Three people were killed and one person suffered injuries on Feb. 19 after an avalanche struck Washington state’s Cascade Mountains while they were attempting to reach a peak, officials have said.
According to a preliminary report from the Northwest Avalanche Center, a group of six climbers were ascending the Northeast Couloir of Colchuck Peak, an 8,705-foot (2,653 meters) mountain summit located about 70 miles (113 kilometers) east of Seattle in the Alpine Lakes Wilderness, on Sunday when the lead climber triggered an avalanche at approximately 1:15 p.m.
The slab avalanche—which occurs when a large, cohesive area of snow slides downwards—caught and carried four members of the team approximately 500 feet to the base of the climb, the Center said.
Three of the climbers suffered fatal traumatic injuries, and a fourth climber sustained leg injuries but survived.
The remaining two climbers tried unsuccessfully to evacuate the individuals that were killed in the avalanche but were unable to do so, officials said. The Chelan County Sheriff’s Office was notified of the accident on Feb. 20 and mountain rescue teams traveled to the site to assist with evacuating the injured climber to the trailhead.

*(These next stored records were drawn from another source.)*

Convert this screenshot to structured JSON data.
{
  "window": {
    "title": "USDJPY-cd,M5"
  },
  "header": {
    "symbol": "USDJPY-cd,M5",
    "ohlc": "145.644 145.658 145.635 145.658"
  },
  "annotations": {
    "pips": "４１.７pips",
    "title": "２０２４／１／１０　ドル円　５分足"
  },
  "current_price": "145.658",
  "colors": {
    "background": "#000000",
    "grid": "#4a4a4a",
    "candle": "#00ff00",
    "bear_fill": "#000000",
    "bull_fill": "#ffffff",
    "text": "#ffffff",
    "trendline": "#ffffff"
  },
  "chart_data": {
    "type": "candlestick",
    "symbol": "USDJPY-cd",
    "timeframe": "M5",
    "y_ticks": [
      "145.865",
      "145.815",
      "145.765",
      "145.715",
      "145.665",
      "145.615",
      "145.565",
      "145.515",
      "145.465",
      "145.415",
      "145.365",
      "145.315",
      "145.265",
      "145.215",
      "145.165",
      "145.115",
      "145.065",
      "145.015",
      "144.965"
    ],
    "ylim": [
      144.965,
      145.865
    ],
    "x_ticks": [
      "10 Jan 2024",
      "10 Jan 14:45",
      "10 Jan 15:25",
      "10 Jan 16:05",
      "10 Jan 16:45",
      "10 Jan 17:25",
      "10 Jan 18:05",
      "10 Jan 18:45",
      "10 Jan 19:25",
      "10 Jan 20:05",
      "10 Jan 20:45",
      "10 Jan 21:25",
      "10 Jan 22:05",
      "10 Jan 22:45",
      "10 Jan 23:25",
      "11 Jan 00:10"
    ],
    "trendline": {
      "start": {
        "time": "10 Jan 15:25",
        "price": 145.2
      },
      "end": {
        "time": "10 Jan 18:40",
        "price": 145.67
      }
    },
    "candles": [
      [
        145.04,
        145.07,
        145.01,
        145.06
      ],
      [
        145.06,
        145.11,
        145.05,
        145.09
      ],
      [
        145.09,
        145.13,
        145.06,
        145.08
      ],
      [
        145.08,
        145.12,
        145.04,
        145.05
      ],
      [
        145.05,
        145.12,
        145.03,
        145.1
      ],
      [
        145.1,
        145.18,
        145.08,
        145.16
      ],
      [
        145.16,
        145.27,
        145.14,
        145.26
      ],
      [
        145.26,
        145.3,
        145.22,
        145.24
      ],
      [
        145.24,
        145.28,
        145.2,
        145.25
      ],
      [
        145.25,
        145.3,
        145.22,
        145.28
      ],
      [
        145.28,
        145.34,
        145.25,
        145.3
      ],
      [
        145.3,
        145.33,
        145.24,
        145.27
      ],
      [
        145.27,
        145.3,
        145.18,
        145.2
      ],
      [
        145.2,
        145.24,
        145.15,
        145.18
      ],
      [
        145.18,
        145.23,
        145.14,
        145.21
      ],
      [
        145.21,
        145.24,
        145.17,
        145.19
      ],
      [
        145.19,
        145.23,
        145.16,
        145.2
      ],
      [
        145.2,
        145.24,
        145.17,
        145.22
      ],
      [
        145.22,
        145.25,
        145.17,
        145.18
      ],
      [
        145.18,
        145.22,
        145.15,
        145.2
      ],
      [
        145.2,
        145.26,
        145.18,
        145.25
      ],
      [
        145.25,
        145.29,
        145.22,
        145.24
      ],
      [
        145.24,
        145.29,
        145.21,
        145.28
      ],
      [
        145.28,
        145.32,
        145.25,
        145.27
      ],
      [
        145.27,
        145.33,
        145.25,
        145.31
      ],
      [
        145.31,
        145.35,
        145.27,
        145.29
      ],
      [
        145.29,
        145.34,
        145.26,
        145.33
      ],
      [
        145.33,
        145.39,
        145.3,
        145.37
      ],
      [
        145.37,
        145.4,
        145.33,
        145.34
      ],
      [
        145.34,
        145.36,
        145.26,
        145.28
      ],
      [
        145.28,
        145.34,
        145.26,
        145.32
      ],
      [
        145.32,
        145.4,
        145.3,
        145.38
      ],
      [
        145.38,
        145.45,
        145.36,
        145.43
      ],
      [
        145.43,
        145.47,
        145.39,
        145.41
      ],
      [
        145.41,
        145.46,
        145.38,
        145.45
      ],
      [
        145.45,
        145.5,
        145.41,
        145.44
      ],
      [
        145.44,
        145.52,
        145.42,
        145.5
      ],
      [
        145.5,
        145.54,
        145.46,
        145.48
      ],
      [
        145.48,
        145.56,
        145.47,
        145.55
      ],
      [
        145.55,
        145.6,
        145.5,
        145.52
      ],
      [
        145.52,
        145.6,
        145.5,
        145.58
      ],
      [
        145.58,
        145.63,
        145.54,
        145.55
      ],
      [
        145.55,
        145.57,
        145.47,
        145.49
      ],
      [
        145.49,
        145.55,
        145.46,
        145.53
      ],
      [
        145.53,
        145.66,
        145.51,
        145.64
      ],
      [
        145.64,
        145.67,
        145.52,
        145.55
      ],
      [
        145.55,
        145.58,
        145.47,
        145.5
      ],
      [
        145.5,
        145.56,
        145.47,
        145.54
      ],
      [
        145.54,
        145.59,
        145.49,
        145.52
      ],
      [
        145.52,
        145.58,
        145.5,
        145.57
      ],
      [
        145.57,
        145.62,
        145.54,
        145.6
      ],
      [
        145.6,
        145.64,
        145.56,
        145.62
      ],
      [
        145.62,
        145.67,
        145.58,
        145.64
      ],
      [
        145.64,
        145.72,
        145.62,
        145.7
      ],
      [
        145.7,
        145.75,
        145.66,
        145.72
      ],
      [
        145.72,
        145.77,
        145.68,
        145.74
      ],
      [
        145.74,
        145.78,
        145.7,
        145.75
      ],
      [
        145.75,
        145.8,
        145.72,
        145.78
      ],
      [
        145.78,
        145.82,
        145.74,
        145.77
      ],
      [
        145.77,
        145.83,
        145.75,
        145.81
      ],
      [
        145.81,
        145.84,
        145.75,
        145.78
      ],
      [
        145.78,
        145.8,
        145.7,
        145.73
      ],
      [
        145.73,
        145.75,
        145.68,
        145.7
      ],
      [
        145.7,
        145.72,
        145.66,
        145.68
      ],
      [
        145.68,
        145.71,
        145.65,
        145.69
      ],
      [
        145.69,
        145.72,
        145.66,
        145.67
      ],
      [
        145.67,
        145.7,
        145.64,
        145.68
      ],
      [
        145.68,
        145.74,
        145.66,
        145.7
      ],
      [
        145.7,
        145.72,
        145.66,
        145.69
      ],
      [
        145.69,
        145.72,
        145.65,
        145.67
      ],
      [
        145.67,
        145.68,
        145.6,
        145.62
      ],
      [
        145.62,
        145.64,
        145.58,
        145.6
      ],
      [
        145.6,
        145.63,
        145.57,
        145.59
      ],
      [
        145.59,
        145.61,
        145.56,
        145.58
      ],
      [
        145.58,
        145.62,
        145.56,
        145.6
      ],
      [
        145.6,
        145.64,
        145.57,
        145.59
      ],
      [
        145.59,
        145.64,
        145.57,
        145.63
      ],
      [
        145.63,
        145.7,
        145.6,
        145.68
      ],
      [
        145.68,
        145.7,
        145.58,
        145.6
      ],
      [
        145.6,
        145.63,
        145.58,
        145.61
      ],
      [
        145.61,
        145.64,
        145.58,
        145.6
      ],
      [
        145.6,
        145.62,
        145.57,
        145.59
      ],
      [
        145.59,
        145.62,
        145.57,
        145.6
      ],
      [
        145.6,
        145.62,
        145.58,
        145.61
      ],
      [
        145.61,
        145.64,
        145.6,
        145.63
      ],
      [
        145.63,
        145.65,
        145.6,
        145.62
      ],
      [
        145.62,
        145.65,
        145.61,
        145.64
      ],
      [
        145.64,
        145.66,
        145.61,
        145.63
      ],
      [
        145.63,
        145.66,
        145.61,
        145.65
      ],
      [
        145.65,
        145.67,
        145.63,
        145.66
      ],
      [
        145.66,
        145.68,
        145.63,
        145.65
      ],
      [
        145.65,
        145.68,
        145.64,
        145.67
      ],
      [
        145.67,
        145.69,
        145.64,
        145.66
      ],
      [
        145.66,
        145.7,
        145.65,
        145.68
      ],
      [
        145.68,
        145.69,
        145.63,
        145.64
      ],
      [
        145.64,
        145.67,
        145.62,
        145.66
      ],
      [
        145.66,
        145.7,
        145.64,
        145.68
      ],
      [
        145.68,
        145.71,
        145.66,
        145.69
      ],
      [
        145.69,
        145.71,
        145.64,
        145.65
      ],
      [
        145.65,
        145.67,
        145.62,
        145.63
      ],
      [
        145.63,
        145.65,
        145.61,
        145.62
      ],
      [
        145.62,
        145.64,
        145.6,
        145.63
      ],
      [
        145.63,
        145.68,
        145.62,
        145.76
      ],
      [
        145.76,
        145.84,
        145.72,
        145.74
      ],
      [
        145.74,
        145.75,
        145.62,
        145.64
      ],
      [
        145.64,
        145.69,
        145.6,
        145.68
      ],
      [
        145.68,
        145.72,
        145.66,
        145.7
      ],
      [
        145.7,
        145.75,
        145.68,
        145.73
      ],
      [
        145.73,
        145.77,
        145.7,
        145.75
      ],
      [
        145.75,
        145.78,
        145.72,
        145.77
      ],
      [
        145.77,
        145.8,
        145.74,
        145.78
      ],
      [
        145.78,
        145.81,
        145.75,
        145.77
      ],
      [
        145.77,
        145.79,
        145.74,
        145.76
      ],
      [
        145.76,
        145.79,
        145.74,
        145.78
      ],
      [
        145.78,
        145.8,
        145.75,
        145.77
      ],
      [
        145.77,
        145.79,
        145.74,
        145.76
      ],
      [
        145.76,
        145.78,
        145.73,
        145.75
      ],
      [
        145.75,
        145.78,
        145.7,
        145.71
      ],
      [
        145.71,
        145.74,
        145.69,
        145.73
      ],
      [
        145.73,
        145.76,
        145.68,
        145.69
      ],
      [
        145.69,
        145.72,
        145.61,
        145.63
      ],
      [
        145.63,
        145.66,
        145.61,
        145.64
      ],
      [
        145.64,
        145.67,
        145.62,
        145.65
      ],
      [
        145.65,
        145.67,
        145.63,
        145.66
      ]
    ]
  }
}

However, a number of other natural avalanches hit the area soon after the incident, making it difficult to conduct search and rescue efforts amid hazardous conditions.
“Recovery efforts will be ongoing this week as weather and avalanche conditions allow. NWAC is working with Chelan County Sheriff’s office, and will provide updates as more information becomes available,” the Northwest Avalanche Center said.
In a separate statement, Chelan County Sheriff Mike Morrison identified the climbers who had been killed as a 60-year-old female from New York, a 66-year-old male from New Jersey, and a 53-year-old male from Connecticut.
Hazardous Conditions Hinder Rescue Efforts
The fourth climber who sustained non-life-threatening injuries was identified as a 56-year-old male from New York. Morrison said he had been able to hike back to base camp with the remaining two climbers after the incident.
The other two climbers who survived the avalanche were identified as a 50-year-old male from New York and a 36-year-old male from New Jersey.
According to Morrison, a seventh climber with the group, a 53-year-old Maryland man, had stayed at base camp that day and was the one who had informed deputies at the Chelan County Sheriff’s Office (CCSO) Leavenworth substation about the avalanche after the three survivors reached base camp.
A total of 22 rescuers reached the base camp to assist with the recovery efforts to bring back the surviving climbers.
“They were able to determine avalanche conditions were too hazardous to continue to the deceased climbers,” Morrison said. He added that rescuers were not sent back out the following day because of hazardous conditions.
“CCSO continues to work with Northwest Avalanche Center to assist in a recovery plan,” he said.
Chelan County sheriff’s Sgt. Jason Reinfeld said Tuesday that rescuers planned to go back out to search for the deceased climbers on Wednesday, The Associated Press reported. He added that the group of climbers caught up in the weekend’s avalanche had some mountaineering experience, but that it was unclear exactly how much.
Approximately nine people have been killed this winter season in avalanches in the United States across the states of Colorado, Montana, Nevada, and Washington, according to the Colorado Avalanche Information Center.
In the 2021–2022 winter season, 17 deaths from avalanches were reported and approximately 37 deaths were reported in the 2020–2021 winter season, according to the center.
From The Epoch Times